2 Oct 2012

The OXO QRP transmitter

OXO schematic on the G3PTO website

One of the most simple and popular HF transmitters is the OXO, originally design by GM3OXX. The circuit appeared in the GQRP club's SPRAT magazine about 30 years ago. It is essentially a 2 transistor QRP transmitter (plus another for keying) capable of working as a fundamental crystal controlled or VXO controlled transmitter on an HF band. I used this design as the TX part of my Pipit 800mW transceiver for 15m and later the Tenner transceiver for 10m. On the higher bands there is more chance of a little chirp, but perfectly usable. On the lower HF bands the OXO is capable of over 1W. It is a very easy transmitter to build, is almost guaranteed to work first time, and is great fun to use.

As it is some time since I've built one, I might just knock one up this afternoon and see how I get on, perhaps on 80m or 40m CW.

4 comments:

Anonymous said...

Hello Roger

Classic QRP design and great fun to build and play with
I have even built one to use as a Crystal tester. Can be used with a simple D.C and Regen RX. Built one in the late
1980' and it gave me the QRP bug

Kind Regards

Tony

Petr, OK1RP said...

Hi Roger,

this OXO is one of the famous rig I ever seen for me...
I built it at my 15yrs and we worked (together with my dady) all the globe.
On 40m we worked 100DXCC and the best DX for us in 80's was YV7QP > Margarita Isl. DX-pedition. We worked them in big pileup early morning using our OXO TX giving 700mW out.

GL 73 - Petr, OK1RP

mark w said...

Hi, I'm looking for a simple QRP that I can dial the output power back at will. In this design, would increasing the value of Q2's emitter resistor accomplish that? Say, instead of a 39 ohm resistor, we increase the value to 100 ohms? I'd heard the emitter resistor should only be 1/10th the value of the collector resistor, but I'm uncertain how L6 would behave ~7 MHz 40M?

Roger G3XBM said...

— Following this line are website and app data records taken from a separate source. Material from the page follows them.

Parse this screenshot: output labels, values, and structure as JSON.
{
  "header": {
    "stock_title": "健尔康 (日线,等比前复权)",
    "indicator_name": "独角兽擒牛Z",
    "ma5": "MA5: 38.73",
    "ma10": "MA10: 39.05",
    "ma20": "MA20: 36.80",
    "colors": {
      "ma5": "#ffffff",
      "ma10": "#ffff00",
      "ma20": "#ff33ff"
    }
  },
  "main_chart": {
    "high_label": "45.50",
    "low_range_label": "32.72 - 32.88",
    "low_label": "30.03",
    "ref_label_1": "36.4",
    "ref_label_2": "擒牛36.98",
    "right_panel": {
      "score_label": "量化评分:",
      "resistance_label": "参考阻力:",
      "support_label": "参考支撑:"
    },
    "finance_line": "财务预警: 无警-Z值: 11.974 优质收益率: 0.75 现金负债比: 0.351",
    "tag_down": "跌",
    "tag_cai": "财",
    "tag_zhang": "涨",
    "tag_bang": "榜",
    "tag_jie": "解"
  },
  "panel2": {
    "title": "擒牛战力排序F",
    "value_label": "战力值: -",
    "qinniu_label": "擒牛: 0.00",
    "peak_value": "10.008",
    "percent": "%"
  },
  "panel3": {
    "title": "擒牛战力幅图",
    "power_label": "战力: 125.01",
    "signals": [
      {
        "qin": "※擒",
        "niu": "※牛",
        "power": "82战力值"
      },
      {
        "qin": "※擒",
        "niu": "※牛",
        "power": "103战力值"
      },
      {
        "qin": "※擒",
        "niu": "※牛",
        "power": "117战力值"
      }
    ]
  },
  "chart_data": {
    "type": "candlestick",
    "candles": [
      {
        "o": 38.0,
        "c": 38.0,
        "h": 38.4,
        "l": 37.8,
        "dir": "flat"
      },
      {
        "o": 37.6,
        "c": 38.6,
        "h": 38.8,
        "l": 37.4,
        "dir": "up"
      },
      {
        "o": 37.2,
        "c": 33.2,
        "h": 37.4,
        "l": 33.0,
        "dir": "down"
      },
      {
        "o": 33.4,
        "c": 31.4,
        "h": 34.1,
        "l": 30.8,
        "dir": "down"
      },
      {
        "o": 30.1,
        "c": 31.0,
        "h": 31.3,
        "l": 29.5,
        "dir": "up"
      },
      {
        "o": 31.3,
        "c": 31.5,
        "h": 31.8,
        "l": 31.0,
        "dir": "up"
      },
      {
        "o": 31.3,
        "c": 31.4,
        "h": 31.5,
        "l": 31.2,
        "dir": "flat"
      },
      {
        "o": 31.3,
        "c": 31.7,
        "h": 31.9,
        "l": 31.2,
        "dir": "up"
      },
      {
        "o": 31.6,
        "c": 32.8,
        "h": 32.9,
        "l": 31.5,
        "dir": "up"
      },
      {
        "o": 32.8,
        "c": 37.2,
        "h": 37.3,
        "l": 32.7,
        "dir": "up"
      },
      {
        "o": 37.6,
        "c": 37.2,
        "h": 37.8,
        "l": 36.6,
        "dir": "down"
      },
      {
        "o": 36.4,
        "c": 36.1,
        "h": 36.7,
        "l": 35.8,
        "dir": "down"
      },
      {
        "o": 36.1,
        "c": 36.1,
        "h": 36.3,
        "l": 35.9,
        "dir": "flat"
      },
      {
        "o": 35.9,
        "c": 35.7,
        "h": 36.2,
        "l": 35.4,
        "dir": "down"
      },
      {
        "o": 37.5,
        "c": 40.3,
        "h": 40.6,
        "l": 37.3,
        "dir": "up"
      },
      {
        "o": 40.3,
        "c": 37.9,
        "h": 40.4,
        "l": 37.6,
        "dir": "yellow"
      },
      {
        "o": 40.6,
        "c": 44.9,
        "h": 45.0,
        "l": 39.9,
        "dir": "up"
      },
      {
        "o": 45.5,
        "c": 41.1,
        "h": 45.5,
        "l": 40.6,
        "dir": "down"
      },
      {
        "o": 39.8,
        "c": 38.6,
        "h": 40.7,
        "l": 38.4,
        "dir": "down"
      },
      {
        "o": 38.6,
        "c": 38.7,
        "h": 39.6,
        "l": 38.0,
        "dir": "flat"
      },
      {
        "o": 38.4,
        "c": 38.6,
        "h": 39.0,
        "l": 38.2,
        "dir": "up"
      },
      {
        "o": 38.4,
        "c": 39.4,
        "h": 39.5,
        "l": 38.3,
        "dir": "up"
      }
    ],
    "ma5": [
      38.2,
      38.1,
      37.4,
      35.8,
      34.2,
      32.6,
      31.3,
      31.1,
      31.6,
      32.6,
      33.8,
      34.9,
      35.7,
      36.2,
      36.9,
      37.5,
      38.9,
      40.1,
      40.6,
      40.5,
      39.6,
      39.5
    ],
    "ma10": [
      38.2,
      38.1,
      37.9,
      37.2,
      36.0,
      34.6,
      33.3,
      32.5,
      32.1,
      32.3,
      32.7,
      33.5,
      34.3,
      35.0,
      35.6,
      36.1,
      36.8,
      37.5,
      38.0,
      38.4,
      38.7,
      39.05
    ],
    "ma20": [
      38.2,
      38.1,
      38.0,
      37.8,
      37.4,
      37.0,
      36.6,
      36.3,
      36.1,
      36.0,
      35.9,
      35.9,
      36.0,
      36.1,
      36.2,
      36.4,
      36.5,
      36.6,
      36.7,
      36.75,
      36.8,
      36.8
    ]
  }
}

Yes increasing the emitter resistor of Q2 should reduce power. Don't use a pot as the rating is unlikely to be good enough. Maybe a switch to select the power you want? The OXO works well. I have used this design to 10m. You should get 1W, or more, maximum on 40m. You should work plenty.